What to Do If You Experience Medical Negligence or Malpractice
You should take the following steps if you believe you were the victim of medical negligence or malpractice:
- Get a second opinion– If you think you have suffered an injury due to medical malpractice, you should seek out a different health care provider. Not only is it essential to your health to get proper medical care for your underlying condition, but a second opinion is critical in establishing that the initial health care was negligent.
- Keep all medical records– Retain all medical records related to the case, including bills, pre- and post-operative instructions, communications with the health care provider, and laboratory or diagnostic test results. These records will be critical evidence in a medical negligence or malpractice lawsuit.
- Keep a pain journal– While medical records detail the objective harm you have suffered, you deserve to be compensated for the subjective pain and suffering you have experienced as well. Therefore, you should keep a daily pain journal describing how you feel in meticulous detail.
- Be careful about communications– Any compensation you get through a medical negligence or malpractice claim will be paid out by the healthcare professional’s malpractice insurance provider. Insurance companies want to pay out as little as possible, and they’ll look for any way to challenge your claims. Your words could be used against you in a medical negligence or malpractice case. Let your attorney communicate with the provider and their insurers on your behalf. Furthermore, be careful what you say on social media. Those posts can also be used against you.
- Consult with a medical negligence or malpractice attorney– Medical negligence and malpractice cases are complicated and harder to prove than many other personal injury cases.

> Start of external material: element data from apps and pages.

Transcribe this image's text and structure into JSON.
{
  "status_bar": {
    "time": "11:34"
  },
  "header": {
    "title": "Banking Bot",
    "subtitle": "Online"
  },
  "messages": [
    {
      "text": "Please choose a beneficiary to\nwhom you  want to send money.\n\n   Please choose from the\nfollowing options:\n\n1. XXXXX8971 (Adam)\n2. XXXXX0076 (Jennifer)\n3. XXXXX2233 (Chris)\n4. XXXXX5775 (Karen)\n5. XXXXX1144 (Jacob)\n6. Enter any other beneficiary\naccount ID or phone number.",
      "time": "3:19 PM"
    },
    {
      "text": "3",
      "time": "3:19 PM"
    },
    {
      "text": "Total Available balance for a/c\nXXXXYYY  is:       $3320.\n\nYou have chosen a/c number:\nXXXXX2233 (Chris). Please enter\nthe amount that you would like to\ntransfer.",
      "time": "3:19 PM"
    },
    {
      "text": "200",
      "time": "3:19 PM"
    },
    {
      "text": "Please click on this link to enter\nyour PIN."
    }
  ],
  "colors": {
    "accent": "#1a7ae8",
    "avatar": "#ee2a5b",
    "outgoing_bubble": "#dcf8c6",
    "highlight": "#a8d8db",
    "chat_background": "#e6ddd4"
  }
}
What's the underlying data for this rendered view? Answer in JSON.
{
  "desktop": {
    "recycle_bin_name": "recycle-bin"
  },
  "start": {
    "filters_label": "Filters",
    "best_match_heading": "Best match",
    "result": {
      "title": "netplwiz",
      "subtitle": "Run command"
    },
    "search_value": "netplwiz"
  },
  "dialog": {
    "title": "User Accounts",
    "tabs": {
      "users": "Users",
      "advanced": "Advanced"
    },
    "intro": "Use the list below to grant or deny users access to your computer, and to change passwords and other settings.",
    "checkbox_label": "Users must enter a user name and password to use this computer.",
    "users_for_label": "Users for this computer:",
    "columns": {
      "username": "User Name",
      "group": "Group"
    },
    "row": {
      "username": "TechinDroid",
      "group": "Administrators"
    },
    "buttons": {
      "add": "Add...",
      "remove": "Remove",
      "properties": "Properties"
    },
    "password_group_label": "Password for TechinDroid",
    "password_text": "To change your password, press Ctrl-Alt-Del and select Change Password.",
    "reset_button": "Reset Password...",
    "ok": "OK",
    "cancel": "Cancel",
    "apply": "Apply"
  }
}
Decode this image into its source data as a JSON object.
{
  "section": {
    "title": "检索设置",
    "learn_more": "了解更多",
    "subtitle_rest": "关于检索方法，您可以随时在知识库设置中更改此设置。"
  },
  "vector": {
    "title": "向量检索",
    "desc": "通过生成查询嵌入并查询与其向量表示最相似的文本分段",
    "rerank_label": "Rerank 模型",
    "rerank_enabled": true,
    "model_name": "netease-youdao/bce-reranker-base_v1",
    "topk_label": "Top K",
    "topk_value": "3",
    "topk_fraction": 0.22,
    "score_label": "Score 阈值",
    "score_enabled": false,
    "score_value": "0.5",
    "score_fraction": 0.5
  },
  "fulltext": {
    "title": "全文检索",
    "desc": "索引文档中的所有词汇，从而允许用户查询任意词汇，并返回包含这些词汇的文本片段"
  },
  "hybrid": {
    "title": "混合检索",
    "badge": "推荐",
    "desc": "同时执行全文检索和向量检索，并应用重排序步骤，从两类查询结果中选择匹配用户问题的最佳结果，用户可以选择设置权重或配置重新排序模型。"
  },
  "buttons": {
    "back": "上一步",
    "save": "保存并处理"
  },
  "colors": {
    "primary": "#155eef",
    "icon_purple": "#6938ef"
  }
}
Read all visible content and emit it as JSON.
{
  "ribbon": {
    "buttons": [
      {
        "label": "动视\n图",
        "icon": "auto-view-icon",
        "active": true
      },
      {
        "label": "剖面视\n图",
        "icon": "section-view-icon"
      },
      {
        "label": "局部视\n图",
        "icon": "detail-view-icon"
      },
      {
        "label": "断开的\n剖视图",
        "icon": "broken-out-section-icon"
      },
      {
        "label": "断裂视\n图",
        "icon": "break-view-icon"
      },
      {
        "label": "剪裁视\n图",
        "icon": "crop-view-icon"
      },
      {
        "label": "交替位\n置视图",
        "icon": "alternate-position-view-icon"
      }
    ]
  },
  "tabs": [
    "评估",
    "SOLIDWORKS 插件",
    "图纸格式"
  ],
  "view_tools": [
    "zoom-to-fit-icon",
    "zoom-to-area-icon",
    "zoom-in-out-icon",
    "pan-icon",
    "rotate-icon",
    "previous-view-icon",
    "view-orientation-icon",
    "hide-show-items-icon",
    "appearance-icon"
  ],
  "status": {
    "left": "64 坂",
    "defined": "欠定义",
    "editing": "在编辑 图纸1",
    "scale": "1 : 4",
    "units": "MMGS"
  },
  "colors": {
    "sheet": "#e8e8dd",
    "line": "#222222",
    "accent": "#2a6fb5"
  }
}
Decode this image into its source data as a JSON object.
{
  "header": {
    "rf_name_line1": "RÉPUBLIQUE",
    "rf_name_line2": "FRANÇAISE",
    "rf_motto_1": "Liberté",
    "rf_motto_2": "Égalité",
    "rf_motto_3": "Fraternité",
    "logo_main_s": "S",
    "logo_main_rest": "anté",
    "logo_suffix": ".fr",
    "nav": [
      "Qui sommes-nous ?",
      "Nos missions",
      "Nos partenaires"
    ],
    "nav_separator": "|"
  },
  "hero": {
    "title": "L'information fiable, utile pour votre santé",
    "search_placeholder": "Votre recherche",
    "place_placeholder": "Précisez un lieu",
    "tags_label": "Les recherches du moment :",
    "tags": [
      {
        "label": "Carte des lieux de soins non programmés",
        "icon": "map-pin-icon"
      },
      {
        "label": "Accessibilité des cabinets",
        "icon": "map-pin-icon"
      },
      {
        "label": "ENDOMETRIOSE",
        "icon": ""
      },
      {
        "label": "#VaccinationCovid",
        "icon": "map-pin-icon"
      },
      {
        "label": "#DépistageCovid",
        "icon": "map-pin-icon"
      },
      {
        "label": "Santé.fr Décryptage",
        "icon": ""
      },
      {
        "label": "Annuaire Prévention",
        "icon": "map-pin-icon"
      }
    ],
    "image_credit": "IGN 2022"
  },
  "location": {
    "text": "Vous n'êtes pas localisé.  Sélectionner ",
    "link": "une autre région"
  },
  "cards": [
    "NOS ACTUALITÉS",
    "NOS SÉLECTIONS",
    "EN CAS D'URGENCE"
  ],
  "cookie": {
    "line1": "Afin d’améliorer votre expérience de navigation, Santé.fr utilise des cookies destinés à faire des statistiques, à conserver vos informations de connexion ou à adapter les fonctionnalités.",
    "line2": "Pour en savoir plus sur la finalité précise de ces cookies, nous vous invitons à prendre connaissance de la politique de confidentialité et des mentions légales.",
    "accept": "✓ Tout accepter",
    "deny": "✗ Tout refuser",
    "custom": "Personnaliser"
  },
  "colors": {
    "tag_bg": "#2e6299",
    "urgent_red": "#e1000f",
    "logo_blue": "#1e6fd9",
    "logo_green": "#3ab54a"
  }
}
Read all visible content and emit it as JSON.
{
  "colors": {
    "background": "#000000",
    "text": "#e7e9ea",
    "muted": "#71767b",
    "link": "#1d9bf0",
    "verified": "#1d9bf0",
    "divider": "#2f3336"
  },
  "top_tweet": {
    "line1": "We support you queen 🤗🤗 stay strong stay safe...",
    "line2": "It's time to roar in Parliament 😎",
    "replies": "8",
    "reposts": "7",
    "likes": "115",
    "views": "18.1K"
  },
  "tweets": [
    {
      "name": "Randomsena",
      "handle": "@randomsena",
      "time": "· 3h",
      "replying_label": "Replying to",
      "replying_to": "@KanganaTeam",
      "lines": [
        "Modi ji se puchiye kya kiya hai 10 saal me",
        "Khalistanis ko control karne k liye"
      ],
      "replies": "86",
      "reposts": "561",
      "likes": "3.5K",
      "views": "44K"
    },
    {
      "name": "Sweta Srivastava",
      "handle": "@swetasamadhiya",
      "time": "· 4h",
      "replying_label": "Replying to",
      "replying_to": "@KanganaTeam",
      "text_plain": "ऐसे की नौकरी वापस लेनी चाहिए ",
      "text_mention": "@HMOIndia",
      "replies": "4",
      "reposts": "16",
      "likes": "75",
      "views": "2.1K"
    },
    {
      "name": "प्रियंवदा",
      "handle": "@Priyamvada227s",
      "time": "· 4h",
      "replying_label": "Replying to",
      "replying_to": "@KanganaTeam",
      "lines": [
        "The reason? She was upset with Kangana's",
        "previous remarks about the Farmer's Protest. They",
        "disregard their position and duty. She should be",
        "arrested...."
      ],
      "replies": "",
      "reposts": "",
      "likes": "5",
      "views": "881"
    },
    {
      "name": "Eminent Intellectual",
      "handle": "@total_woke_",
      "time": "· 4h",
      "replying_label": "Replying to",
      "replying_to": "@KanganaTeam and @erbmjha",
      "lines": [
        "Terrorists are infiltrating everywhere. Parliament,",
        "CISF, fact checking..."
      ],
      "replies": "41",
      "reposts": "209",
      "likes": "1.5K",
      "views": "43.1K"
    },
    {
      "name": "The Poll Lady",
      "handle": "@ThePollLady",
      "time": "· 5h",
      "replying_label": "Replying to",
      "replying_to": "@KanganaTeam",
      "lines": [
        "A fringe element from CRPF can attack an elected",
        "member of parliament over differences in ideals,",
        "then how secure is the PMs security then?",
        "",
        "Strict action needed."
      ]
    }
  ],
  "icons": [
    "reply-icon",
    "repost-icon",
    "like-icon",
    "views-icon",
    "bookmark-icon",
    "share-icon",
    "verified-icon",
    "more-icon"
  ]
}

You should consult with an attorney who focuses on these cases as soon as possible. They can advise you on your rights and help you evaluate your legal options.
Contact Our Virginia Medical Malpractice Lawyers
If you were the victim of a healthcare provider’s negligent actions, you need an experienced medical negligence attorney who can help you pursue compensation and accountability. Contact the medical negligence and malpractice attorneys at Kendall Law Firm today for a free consultation about your case. Our lawyers are dedicated to helping injured victims throughout Virginia get the justice they deserve.